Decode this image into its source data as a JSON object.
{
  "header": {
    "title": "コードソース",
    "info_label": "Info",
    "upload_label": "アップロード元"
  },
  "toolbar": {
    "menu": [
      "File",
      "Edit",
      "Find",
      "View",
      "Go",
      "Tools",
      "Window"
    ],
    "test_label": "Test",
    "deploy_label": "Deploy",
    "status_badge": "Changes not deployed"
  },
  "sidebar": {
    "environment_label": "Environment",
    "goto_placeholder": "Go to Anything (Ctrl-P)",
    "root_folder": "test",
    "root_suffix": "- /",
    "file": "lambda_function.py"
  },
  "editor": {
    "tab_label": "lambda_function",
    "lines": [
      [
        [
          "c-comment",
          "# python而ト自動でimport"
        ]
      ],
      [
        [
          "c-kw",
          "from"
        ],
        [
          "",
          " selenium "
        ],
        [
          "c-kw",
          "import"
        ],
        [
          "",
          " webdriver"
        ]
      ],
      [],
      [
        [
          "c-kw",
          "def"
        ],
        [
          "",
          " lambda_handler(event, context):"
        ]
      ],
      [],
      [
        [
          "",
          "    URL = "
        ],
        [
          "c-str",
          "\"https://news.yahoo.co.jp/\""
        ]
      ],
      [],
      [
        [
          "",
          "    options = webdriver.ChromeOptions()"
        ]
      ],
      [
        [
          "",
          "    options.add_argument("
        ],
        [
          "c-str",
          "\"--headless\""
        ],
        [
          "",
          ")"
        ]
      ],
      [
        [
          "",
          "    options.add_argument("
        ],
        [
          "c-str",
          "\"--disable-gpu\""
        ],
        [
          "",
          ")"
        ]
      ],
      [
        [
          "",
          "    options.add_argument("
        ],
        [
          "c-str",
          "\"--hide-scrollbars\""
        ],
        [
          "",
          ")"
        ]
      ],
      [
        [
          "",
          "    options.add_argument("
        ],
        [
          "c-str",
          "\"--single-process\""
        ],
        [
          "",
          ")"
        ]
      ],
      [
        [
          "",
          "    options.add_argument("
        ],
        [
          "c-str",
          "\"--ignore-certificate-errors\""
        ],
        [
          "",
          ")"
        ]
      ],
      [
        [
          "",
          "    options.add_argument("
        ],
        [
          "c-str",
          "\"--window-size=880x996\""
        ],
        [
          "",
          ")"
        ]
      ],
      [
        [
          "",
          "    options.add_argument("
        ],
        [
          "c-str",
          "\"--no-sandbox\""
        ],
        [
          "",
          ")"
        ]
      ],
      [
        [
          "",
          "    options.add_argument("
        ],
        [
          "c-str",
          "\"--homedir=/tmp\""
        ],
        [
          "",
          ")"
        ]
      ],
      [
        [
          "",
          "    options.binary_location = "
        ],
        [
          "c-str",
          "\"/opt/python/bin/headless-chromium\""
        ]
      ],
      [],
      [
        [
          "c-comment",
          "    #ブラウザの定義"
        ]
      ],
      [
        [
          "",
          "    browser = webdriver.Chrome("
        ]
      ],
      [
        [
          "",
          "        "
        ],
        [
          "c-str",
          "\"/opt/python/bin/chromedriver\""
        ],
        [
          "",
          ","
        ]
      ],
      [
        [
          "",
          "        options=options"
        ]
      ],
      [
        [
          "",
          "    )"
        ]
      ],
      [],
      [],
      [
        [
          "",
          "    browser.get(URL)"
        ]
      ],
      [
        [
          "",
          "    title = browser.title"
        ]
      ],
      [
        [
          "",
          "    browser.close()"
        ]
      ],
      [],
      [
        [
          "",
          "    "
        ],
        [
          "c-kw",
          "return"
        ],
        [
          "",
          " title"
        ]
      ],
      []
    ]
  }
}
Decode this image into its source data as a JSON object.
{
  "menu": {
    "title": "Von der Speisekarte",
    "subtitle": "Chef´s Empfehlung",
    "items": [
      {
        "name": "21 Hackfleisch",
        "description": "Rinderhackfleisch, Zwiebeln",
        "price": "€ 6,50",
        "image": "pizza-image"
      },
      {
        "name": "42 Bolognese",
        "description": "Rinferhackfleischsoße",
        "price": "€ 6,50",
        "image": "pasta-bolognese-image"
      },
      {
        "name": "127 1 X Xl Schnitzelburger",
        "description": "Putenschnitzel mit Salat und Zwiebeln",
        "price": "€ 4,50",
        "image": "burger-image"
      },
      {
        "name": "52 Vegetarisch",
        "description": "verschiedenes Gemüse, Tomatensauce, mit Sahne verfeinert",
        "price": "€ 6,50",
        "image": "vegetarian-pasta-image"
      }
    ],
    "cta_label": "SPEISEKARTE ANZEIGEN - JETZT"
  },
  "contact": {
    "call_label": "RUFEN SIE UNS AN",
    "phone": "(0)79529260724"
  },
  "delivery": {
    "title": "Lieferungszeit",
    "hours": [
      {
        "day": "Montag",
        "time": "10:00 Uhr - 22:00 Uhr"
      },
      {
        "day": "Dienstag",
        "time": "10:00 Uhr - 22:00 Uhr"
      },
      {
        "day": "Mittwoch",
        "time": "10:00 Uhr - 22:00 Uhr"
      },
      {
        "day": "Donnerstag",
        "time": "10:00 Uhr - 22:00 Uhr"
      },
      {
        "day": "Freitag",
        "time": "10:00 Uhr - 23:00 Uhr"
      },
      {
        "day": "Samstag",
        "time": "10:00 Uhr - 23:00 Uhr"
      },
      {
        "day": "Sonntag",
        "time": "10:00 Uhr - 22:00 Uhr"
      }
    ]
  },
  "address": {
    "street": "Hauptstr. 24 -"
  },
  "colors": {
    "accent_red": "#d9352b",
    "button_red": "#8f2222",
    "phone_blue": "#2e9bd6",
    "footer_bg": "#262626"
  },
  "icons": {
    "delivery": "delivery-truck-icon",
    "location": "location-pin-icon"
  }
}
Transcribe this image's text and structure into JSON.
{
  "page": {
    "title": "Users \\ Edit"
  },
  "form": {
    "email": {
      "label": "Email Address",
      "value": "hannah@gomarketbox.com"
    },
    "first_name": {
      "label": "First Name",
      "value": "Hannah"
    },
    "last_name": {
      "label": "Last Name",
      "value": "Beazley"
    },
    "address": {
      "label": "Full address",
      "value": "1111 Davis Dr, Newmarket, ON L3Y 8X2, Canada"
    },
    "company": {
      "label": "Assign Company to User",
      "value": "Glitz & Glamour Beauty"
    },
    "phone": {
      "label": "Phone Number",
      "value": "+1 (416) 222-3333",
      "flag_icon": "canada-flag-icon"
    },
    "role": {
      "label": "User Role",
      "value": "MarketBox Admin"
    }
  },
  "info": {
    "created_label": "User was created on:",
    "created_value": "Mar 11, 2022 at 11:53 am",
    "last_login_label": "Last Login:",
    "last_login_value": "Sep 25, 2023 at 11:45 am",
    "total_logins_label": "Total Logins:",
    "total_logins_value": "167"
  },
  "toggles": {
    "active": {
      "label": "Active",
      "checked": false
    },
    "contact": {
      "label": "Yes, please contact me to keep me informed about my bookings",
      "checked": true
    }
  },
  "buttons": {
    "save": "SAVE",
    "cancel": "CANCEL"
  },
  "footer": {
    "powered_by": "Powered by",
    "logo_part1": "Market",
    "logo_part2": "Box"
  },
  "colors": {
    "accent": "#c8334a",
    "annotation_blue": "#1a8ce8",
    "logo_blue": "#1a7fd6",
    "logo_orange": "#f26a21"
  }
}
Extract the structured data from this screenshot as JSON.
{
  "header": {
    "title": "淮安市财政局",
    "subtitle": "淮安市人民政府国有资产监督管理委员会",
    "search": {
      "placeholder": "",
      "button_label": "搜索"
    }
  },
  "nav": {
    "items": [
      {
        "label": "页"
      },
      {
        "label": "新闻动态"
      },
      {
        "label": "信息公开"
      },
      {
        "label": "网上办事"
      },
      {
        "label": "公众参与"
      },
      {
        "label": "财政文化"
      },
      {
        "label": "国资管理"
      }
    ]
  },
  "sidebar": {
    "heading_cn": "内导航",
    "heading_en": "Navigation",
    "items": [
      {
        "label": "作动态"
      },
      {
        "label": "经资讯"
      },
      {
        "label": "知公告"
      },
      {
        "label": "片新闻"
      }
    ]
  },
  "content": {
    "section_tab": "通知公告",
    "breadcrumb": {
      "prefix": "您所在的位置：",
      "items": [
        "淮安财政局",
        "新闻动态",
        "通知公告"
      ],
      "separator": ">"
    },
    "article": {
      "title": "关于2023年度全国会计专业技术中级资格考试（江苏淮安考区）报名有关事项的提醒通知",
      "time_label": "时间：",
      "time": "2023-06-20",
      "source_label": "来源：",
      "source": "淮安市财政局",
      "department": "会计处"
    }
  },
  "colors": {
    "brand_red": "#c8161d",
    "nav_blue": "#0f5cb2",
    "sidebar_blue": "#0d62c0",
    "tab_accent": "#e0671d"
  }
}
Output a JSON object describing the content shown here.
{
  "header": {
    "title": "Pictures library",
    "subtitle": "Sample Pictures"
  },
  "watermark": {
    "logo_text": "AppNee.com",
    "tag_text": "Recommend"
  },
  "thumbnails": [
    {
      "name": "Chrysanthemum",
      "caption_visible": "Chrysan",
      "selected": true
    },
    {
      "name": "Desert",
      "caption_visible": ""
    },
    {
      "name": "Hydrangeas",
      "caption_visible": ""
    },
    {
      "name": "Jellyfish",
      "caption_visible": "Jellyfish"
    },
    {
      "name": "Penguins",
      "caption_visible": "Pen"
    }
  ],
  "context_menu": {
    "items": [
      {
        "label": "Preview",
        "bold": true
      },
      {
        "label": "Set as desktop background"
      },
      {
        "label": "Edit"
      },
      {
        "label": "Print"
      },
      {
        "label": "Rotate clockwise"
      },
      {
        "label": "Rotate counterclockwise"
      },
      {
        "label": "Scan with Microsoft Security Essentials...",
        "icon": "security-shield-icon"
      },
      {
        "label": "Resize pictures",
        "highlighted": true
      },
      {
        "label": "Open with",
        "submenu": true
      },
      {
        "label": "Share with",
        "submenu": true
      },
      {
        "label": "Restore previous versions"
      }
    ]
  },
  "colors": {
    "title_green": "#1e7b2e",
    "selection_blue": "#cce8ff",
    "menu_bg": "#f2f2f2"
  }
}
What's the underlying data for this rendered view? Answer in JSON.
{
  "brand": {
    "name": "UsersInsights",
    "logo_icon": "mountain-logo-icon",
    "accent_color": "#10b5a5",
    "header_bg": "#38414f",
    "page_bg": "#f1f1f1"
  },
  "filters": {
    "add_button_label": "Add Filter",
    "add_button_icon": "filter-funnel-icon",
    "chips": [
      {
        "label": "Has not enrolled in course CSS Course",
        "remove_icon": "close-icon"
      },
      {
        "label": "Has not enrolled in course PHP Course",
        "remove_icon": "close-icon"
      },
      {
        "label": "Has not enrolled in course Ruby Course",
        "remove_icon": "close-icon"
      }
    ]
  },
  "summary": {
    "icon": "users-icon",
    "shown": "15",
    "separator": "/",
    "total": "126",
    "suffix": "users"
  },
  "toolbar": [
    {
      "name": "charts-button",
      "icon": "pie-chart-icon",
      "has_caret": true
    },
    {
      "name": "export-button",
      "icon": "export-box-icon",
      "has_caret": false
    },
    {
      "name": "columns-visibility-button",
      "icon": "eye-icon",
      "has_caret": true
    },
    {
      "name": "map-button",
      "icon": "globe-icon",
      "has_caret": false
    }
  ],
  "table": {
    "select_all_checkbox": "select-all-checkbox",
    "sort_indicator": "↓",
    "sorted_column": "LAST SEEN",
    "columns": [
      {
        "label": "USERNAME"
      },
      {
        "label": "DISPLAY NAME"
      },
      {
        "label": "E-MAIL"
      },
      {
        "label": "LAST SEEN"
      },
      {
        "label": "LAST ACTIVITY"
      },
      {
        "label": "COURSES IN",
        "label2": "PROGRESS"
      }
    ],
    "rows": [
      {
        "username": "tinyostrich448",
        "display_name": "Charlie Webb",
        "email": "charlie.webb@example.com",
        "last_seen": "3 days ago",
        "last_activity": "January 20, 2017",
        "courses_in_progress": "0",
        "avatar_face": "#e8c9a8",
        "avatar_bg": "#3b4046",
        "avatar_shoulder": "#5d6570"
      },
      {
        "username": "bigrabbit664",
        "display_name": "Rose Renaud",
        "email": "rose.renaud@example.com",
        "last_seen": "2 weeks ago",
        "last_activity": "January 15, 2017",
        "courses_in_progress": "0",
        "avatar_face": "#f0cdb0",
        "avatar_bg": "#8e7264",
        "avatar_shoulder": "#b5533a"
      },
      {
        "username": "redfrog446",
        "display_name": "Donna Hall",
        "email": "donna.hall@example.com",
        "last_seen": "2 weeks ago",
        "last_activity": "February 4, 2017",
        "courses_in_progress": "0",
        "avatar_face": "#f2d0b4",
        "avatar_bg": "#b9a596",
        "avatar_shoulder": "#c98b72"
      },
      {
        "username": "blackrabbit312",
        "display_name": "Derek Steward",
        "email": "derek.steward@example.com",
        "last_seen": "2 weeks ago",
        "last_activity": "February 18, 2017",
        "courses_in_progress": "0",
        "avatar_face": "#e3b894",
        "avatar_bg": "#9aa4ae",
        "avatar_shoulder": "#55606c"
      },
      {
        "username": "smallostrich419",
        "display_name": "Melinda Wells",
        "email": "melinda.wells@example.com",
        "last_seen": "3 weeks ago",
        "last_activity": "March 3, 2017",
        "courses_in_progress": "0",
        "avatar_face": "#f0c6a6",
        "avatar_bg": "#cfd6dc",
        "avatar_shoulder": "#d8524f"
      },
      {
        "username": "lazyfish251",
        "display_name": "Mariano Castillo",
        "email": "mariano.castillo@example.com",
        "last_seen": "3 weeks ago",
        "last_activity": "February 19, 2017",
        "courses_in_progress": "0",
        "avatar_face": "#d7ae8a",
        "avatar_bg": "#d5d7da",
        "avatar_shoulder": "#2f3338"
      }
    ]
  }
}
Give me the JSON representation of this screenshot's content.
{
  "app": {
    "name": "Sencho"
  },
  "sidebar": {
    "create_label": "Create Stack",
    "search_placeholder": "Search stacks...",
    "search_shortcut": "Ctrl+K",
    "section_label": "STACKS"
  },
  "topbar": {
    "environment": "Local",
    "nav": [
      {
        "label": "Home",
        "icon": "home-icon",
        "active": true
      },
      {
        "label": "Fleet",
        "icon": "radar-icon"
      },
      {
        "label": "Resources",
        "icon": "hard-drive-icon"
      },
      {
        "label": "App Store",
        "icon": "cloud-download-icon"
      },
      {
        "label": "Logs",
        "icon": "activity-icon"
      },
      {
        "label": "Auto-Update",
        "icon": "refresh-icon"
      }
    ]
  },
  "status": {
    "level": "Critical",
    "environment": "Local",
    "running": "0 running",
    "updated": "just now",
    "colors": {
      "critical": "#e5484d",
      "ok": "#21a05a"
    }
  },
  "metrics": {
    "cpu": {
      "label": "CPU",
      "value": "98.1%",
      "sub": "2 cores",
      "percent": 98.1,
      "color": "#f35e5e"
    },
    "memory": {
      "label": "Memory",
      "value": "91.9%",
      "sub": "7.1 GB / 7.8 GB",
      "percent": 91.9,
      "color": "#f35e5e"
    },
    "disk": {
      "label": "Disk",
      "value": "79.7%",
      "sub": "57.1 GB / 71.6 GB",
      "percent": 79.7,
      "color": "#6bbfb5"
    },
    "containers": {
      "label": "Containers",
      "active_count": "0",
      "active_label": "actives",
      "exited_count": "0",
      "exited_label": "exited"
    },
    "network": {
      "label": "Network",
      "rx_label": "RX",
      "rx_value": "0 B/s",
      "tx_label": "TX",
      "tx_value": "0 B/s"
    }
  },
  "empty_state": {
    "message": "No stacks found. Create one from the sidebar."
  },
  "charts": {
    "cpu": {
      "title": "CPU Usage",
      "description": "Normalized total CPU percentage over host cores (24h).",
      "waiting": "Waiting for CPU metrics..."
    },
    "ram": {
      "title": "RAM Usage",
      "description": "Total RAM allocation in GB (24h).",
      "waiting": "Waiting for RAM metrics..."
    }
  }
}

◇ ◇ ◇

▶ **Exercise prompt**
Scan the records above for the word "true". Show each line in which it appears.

▶ **Answer to this exercise**
      "checked": true
      "selected": true
        "bold": true
        "highlighted": true
        "submenu": true
        "submenu": true
      "has_caret": true
      "has_caret": true
        "active": true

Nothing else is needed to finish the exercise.